WHAT THE EXERCISE ASKS => Using the data below, copy out all lines with the word "delta".

INFORMATION SUPPLIED =>
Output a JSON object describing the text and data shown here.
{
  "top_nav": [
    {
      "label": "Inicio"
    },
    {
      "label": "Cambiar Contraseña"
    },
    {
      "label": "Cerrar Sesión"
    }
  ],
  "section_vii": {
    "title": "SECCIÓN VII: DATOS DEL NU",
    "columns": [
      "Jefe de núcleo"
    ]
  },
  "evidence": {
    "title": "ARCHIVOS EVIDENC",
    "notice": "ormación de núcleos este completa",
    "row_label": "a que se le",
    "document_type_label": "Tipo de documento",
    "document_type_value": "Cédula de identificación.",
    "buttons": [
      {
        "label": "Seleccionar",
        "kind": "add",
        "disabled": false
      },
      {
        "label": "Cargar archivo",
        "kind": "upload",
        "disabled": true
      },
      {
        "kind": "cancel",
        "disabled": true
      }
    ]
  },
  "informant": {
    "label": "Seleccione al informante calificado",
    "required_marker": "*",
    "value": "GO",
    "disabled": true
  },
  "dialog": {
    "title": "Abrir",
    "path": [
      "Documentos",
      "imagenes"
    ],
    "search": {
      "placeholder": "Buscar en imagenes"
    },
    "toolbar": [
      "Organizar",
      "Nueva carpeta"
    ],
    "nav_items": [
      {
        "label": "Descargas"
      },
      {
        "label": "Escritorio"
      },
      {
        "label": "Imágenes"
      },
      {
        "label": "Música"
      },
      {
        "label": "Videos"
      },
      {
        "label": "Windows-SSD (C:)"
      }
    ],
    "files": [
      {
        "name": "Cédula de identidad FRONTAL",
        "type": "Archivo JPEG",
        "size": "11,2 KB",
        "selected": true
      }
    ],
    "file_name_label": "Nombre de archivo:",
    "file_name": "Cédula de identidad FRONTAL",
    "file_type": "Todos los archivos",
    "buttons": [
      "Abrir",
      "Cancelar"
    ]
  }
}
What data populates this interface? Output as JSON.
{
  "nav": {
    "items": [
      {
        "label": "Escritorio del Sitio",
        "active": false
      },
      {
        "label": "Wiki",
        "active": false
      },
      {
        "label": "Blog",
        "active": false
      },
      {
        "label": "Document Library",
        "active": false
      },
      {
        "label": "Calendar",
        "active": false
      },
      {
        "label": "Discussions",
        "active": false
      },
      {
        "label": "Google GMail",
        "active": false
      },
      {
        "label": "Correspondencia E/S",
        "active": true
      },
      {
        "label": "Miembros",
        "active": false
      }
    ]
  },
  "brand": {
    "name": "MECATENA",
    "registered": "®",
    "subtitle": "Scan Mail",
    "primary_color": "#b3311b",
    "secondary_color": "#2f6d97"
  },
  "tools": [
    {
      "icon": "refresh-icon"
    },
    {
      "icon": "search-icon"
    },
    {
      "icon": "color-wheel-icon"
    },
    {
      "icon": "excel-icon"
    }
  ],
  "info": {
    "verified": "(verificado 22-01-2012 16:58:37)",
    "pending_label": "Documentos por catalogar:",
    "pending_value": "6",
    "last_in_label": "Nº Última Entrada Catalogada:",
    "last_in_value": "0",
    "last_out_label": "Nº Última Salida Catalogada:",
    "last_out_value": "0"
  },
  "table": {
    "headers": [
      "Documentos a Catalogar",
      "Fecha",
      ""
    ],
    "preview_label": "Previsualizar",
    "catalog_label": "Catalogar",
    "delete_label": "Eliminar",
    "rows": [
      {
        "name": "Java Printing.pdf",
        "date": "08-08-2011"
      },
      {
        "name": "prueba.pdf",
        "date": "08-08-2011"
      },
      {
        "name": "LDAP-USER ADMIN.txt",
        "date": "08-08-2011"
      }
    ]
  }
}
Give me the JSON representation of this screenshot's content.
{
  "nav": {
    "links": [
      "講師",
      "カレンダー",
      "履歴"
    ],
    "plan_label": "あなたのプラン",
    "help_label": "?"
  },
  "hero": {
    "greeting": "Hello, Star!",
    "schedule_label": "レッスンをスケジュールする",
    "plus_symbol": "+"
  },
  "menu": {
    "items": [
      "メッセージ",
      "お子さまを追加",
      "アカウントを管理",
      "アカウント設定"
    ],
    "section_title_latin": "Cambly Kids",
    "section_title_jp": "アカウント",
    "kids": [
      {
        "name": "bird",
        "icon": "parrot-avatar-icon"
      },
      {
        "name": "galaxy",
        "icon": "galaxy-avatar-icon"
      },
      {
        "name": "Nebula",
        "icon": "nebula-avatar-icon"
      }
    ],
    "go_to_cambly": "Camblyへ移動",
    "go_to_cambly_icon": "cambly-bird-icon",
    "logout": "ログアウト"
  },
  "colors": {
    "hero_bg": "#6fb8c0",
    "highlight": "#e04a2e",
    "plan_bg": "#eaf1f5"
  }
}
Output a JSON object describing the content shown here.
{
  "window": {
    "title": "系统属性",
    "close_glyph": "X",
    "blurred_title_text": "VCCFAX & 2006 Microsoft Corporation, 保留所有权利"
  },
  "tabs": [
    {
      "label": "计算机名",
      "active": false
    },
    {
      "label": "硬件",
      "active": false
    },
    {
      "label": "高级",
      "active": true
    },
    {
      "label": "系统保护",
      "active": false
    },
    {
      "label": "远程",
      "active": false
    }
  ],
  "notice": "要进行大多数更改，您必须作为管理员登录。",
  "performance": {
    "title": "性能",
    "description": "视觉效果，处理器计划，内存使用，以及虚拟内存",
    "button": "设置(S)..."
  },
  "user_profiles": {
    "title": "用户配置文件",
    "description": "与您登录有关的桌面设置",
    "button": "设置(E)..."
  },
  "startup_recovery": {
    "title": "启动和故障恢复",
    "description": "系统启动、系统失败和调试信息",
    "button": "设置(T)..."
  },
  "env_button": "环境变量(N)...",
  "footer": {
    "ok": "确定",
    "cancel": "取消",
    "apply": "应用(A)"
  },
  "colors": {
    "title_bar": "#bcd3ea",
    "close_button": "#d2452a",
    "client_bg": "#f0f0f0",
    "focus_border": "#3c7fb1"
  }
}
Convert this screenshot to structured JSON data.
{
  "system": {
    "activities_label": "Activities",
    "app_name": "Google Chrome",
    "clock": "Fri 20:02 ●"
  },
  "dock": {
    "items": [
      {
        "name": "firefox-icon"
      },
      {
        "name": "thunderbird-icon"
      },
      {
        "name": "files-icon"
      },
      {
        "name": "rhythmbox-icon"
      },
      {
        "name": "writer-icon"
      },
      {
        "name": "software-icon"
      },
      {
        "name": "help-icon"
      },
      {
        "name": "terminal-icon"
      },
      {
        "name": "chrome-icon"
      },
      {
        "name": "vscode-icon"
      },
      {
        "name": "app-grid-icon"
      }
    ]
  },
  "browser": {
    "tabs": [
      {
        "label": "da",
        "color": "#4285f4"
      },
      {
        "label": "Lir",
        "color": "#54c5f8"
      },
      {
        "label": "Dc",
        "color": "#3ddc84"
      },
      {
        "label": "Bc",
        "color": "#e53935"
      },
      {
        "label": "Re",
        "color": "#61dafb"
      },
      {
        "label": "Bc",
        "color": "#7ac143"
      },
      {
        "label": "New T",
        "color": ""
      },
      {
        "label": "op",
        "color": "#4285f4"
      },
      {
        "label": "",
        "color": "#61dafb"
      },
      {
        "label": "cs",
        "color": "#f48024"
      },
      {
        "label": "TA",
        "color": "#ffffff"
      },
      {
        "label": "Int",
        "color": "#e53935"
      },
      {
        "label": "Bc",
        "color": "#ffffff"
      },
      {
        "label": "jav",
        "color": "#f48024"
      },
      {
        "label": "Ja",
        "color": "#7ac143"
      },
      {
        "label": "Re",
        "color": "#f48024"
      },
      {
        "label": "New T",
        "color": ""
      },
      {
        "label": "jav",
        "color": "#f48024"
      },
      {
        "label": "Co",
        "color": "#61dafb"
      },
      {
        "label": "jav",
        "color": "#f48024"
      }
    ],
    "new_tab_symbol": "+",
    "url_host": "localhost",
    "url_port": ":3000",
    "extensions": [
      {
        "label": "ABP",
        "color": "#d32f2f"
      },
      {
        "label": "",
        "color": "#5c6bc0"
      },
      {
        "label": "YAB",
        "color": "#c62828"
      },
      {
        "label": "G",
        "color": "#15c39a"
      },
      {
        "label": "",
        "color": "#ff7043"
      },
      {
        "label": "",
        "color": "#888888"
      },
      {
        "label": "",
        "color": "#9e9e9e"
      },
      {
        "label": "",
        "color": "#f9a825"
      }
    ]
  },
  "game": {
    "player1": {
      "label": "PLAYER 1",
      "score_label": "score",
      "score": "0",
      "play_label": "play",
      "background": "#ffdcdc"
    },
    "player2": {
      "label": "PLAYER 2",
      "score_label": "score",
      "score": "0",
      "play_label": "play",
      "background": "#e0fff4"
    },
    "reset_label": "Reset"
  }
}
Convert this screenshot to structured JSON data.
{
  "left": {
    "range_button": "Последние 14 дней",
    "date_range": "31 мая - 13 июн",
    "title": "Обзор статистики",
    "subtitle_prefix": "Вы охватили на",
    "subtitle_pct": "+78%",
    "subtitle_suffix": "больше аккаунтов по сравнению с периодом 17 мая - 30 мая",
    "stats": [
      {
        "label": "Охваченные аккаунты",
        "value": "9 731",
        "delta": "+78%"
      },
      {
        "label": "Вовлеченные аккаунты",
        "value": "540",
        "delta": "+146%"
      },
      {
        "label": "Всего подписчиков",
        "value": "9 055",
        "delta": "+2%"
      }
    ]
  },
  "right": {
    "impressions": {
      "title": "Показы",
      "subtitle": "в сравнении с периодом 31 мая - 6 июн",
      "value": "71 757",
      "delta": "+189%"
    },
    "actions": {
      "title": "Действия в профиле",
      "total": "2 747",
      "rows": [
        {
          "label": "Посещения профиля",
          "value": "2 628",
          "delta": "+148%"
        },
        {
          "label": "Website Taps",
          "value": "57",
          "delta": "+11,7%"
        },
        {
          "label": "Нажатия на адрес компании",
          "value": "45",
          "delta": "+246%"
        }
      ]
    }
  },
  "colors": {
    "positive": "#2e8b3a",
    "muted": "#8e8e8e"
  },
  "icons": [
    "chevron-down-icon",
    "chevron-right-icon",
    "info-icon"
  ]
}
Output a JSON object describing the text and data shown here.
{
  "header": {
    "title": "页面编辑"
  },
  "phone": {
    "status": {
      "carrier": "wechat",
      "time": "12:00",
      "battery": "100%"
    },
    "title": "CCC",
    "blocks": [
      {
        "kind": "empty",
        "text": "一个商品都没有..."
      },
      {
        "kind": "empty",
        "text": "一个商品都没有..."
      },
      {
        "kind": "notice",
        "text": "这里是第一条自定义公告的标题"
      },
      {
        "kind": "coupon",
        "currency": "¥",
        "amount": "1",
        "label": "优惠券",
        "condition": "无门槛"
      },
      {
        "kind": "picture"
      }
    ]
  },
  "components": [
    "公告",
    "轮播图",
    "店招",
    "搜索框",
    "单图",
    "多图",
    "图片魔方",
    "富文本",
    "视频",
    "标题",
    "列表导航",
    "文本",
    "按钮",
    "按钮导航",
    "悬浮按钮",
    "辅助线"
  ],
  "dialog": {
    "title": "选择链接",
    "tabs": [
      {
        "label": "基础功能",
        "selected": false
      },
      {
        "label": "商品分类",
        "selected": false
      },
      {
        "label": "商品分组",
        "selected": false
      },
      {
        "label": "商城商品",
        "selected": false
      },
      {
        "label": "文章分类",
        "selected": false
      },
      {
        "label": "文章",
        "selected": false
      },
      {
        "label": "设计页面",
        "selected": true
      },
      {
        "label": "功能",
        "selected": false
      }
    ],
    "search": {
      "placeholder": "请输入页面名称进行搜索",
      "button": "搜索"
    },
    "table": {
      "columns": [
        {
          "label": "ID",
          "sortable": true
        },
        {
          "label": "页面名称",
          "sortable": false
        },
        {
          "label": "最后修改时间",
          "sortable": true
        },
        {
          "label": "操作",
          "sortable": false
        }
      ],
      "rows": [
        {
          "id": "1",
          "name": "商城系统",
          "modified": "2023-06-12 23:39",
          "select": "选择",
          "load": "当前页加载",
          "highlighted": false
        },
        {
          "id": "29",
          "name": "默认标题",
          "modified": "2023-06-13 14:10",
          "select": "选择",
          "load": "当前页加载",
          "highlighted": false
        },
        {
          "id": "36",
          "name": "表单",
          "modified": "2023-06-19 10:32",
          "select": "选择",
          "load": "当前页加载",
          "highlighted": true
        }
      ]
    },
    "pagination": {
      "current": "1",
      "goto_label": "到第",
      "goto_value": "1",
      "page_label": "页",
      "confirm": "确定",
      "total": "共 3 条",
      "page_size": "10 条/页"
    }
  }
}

FINISHED TASK =>
        "delta": "+78%"
        "delta": "+146%"
        "delta": "+2%"
      "delta": "+189%"
          "delta": "+148%"
          "delta": "+11,7%"
          "delta": "+246%"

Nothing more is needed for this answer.